Lee High School has a prize-winning in-school literary magazine, Expressions. Kohl's creative writing teacher urged her to submit the poem. She did, and the editorial board composed of black, white, and Asian students accepted it. The faculty sponsor of the magazine, however, refused to publish the poem. This act of censorship was backed up by the Principal and the School Board Superintendent, both of whom are African American. When Kohl's outraged parents tried to appeal to the whole School Board, they were denied on a gross technicality, the lone African American on that Board also solitary in dissent.

The only reason given for this censorship, so far as I can determine, is that "slap[ping] the white off" of her classmates might insult white high school students. This is an overtly racist reason, especially given the fact that her words were written in response to white use of the word "nigger," obviously and intentionally insulting to black students "mistreated in an awful way," as one of Kohl's African-American classmates and a member of the Expression student staff put it.

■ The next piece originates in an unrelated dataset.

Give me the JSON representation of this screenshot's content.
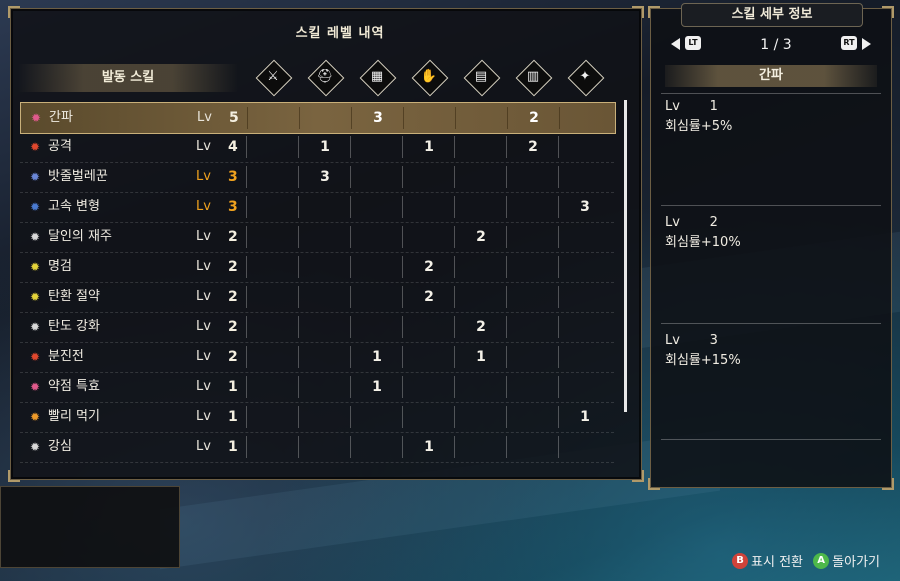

The problem is, many whites do not see what happened to Kohl Fallin as racism. Protecting white children from insulting racial statements is good. Protecting black children from insulting racial statements is impossible. This juxtaposition, this paradox, this craziness is - to most whites - just "natural."

Let me give you an example from my own neck of the woods. In Tuscaloosa, many privileges are given to or made available chiefly for white students - advanced courses in high school, the dismantling of a single all-city high school in favor of two new schools in mostly white areas (and one old school in a mostly black area), other new elementary and middle schools, busing from inner city white neighborhoods to these new schools in distant exurbs. Why? To "keep whites in the public school system." Little recognition is given to the miserable social and economic conditions which push blacks away from the system, or to the supposedly neutral policies which effectively segregate and miseducate most blacks once they are in that system. Money is spent, decisions made, courses placed into "tracks" - essentially to promote the well being of whites. And many whites I have listened to think this is "normal" and certainly not racist.

It is even worse than I have been saying. As in Kohl Fallin's instance, high-placed black adults go right along with this sort of racism, even facilitate it, probably to save their jobs and to appease an aroused white-dominated power structure. One outraged writer in the Huntsville Times found these African-American authority figures "miserable creatures, having to serve at the pleasure of the white establishment, even to the detriment of African American youth."

You heard me correctly. Blacks can participate in racist actions against blacks. What I am talking about is institutional racism. Racism built into the system, into the culture, into the hearts and minds of all of the folks who live in a nation whose history for many centuries has been shot through with racist decisions, racist attitudes, racist preferences, racist wealth allocation. Racism as a natural and inescapable part of a power structure which protects the wealthy and powerful, and which the few African Americans who have recently entered positions within the power structure oppose at their peril.

While rarely a matter of that overt intentionality so precious to individualists and liberals - mostly white - who smugly assure themselves that they have conquered their own racism, institutional racism nevertheless operates through people, and it chews up human beings and spits them out. Censorship is drastic, damaging to any student but especially to a brilliant one, violative of that most American value, freedom of speech. Censorship sets a terrible model for training young Americans to be open with their feelings, to express themselves, to think and act for themselves, to be active citizens in a free democracy. Yet racist censorship was visited upon Kohl Fallin by her high school authorities, and it has not been corrected despite her strenuous efforts and those of her parents and other allies. Racism is with us still.


Wythe Holt is a lawyer, historian, and writer who lives in Alabama, who is mad as hell and isn't going to take it any more, and who works to eliminate institutional racism.